__Work required__. Set down every record below exactly as it appears, but without the pictures.

[Start of section]

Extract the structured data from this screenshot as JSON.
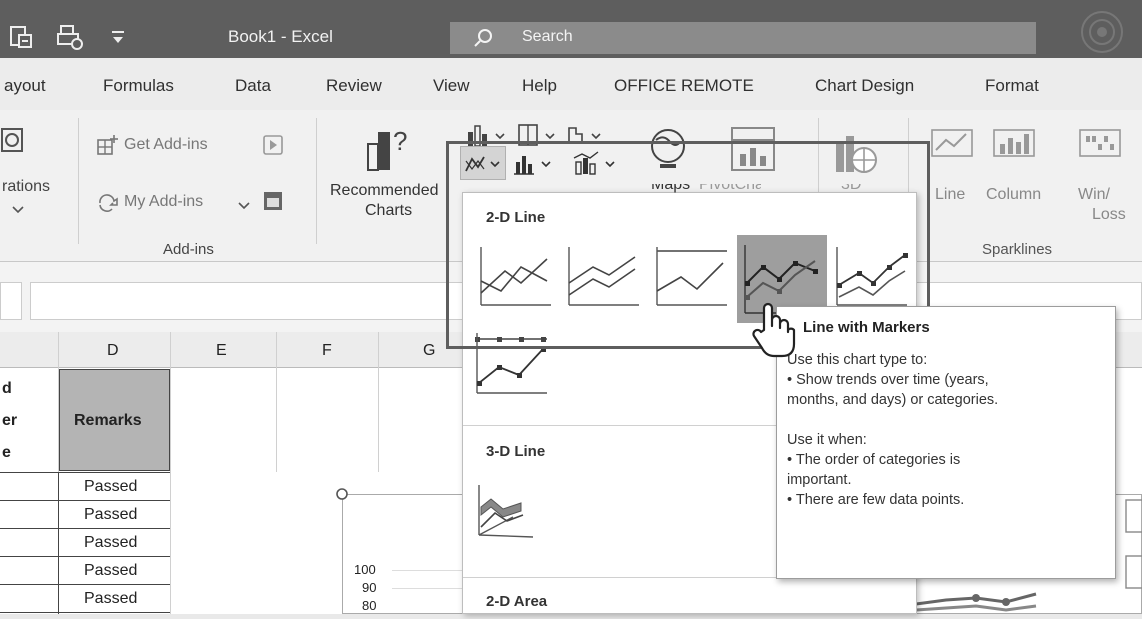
{
  "title_bar": {
    "title": "Book1  -  Excel",
    "search_placeholder": "Search"
  },
  "tabs": [
    "ayout",
    "Formulas",
    "Data",
    "Review",
    "View",
    "Help",
    "OFFICE REMOTE",
    "Chart Design",
    "Format"
  ],
  "ribbon": {
    "registrations_label": "rations",
    "get_addins": "Get Add-ins",
    "my_addins": "My Add-ins",
    "addins_group": "Add-ins",
    "recommended_line1": "Recommended",
    "recommended_line2": "Charts",
    "maps": "Maps",
    "pivotchart": "PivotChart",
    "threed": "3D",
    "sparkline_line": "Line",
    "sparkline_column": "Column",
    "sparkline_winloss_1": "Win/",
    "sparkline_winloss_2": "Loss",
    "sparklines_group": "Sparklines"
  },
  "sheet": {
    "col_d": "D",
    "col_e": "E",
    "col_f": "F",
    "col_g": "G",
    "partial_header": [
      "d",
      "er",
      "e"
    ],
    "remarks_header": "Remarks",
    "remarks": [
      "Passed",
      "Passed",
      "Passed",
      "Passed",
      "Passed"
    ],
    "axis_ticks": [
      "100",
      "90",
      "80"
    ]
  },
  "gallery": {
    "section_2d_line": "2-D Line",
    "section_3d_line": "3-D Line",
    "section_2d_area": "2-D Area"
  },
  "tooltip": {
    "title": "Line with Markers",
    "lines": [
      "Use this chart type to:",
      "• Show trends over time (years,",
      "months, and days) or categories.",
      "",
      "Use it when:",
      "• The order of categories is",
      "important.",
      "• There are few data points."
    ]
  },
  "colors": {
    "titlebar": "#5e5e5e",
    "remarks_header_bg": "#b4b4b4",
    "selected_thumb": "#9e9e9e",
    "highlight_border": "#5e5e5e"
  }
}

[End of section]

__Result of the task__.
Extract the structured data from this screenshot as JSON.
{
  "title_bar": {
    "title": "Book1  -  Excel",
    "search_placeholder": "Search"
  },
  "tabs": [
    "ayout",
    "Formulas",
    "Data",
    "Review",
    "View",
    "Help",
    "OFFICE REMOTE",
    "Chart Design",
    "Format"
  ],
  "ribbon": {
    "registrations_label": "rations",
    "get_addins": "Get Add-ins",
    "my_addins": "My Add-ins",
    "addins_group": "Add-ins",
    "recommended_line1": "Recommended",
    "recommended_line2": "Charts",
    "maps": "Maps",
    "pivotchart": "PivotChart",
    "threed": "3D",
    "sparkline_line": "Line",
    "sparkline_column": "Column",
    "sparkline_winloss_1": "Win/",
    "sparkline_winloss_2": "Loss",
    "sparklines_group": "Sparklines"
  },
  "sheet": {
    "col_d": "D",
    "col_e": "E",
    "col_f": "F",
    "col_g": "G",
    "partial_header": [
      "d",
      "er",
      "e"
    ],
    "remarks_header": "Remarks",
    "remarks": [
      "Passed",
      "Passed",
      "Passed",
      "Passed",
      "Passed"
    ],
    "axis_ticks": [
      "100",
      "90",
      "80"
    ]
  },
  "gallery": {
    "section_2d_line": "2-D Line",
    "section_3d_line": "3-D Line",
    "section_2d_area": "2-D Area"
  },
  "tooltip": {
    "title": "Line with Markers",
    "lines": [
      "Use this chart type to:",
      "• Show trends over time (years,",
      "months, and days) or categories.",
      "",
      "Use it when:",
      "• The order of categories is",
      "important.",
      "• There are few data points."
    ]
  },
  "colors": {
    "titlebar": "#5e5e5e",
    "remarks_header_bg": "#b4b4b4",
    "selected_thumb": "#9e9e9e",
    "highlight_border": "#5e5e5e"
  }
}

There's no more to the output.